Coffee and Tea Add-ins Increase Calorie Intake
Many people add sugar, cream or flavored syrups to their coffee and tea. A recent study suggests that these add-ins account for approximately 69 extra calories per day.
Participants in the study included almost 20,000 people who took part in the National Health and Nutrition Examination Survey. 13,185 of them reported drinking coffee and 6,215 reported drinking tea in the 24 hours previous to being surveyed.
After examining the data, the researchers found that people who drank black coffee consumed 69 fewer calories per day than those who added sweeteners, cream, or other substances to their coffee. Of those added calories, 60% came from sugar, while the remaining 40% came from fat.
People who drank tea added fewer heavy-calorie substances to their tea than coffee drinkers. For tea drinkers, there was an average increase of 43 calories, with 85% coming from sugar.
The researchers note that while the amounts are small, the cumulated effect of small amounts of extra calories per day can add up to pounds over time.
Researchers from the University of Illinois at Urbana-Champaign conducted the study. It was published online ahead of print on January 26, 2017, in the journal Public Health.
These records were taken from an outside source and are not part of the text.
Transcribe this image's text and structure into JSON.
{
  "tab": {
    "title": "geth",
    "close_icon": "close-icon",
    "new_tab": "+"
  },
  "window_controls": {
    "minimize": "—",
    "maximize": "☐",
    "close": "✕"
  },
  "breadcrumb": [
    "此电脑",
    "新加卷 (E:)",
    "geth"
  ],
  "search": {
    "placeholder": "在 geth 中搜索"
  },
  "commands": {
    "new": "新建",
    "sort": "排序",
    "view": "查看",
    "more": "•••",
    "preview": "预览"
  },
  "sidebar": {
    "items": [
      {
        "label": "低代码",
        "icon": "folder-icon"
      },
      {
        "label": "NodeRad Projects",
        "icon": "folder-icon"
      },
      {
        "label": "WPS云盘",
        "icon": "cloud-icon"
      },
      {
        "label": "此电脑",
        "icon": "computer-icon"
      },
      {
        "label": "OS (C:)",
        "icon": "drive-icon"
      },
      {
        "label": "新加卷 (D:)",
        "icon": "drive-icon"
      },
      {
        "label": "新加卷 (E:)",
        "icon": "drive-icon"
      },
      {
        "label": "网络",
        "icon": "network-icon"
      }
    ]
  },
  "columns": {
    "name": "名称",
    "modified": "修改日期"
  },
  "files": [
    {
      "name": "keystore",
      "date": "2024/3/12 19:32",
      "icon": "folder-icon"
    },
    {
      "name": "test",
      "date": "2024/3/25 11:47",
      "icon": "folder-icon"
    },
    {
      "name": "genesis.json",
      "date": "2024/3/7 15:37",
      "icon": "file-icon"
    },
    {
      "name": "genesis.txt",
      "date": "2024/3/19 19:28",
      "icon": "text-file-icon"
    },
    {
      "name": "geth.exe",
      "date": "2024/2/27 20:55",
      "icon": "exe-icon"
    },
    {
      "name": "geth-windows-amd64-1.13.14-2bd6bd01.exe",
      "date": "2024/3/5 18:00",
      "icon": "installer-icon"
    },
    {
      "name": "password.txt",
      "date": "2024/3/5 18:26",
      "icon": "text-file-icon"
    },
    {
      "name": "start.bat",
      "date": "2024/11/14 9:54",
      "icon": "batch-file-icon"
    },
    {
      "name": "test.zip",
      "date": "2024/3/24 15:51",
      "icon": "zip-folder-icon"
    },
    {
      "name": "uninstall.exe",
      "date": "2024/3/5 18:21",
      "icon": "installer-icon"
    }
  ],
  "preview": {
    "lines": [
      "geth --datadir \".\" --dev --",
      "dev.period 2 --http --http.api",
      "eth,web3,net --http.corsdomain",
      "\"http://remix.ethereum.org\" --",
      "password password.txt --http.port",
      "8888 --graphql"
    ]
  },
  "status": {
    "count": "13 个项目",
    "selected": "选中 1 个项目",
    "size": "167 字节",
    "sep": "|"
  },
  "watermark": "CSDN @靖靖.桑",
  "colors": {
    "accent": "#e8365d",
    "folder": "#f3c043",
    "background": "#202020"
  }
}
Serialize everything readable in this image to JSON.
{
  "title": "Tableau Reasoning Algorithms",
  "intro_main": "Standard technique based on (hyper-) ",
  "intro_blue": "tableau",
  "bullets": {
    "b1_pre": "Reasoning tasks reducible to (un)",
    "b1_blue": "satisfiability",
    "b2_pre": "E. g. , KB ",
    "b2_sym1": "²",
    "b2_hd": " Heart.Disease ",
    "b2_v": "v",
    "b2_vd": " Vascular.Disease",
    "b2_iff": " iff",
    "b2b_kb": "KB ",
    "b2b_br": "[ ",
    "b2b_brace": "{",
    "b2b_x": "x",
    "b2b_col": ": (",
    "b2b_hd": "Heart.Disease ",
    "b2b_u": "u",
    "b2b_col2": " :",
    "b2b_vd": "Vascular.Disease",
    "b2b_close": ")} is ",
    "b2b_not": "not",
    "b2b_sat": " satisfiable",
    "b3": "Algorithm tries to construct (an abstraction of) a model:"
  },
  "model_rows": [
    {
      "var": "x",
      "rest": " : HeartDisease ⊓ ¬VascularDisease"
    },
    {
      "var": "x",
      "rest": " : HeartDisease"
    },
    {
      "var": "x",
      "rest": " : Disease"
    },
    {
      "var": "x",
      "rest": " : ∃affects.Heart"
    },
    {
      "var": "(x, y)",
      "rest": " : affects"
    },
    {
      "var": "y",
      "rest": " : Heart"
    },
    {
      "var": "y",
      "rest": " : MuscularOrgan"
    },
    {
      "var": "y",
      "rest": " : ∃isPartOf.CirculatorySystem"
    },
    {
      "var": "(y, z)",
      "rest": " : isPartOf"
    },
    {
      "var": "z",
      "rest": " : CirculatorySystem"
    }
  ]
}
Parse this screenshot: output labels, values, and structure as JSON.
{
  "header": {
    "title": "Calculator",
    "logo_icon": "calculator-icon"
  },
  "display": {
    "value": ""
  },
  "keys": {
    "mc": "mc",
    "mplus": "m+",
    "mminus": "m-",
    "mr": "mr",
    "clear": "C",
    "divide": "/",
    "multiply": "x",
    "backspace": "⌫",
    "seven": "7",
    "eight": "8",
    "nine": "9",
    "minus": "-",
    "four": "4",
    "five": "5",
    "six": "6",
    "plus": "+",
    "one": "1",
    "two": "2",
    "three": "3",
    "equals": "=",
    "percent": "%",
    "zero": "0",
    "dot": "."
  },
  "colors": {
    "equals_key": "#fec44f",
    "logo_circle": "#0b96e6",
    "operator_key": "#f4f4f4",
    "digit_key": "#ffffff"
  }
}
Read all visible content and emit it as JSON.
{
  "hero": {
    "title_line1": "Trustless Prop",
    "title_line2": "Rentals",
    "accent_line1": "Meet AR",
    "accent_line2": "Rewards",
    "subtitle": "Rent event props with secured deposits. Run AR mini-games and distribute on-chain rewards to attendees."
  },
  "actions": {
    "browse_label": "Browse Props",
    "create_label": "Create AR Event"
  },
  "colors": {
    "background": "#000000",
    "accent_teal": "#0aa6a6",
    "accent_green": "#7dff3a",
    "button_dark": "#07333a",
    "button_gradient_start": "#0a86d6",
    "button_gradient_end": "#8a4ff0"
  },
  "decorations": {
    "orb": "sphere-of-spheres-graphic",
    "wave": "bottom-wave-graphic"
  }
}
Previous studies suggest that coffee may have multiple health benefits, which generally attributed to the powerful antioxidants found in coffee called polyphenols. These benefits include reducing the risk of developing diabetes, prostate cancer, cirrhosis and oral cavities.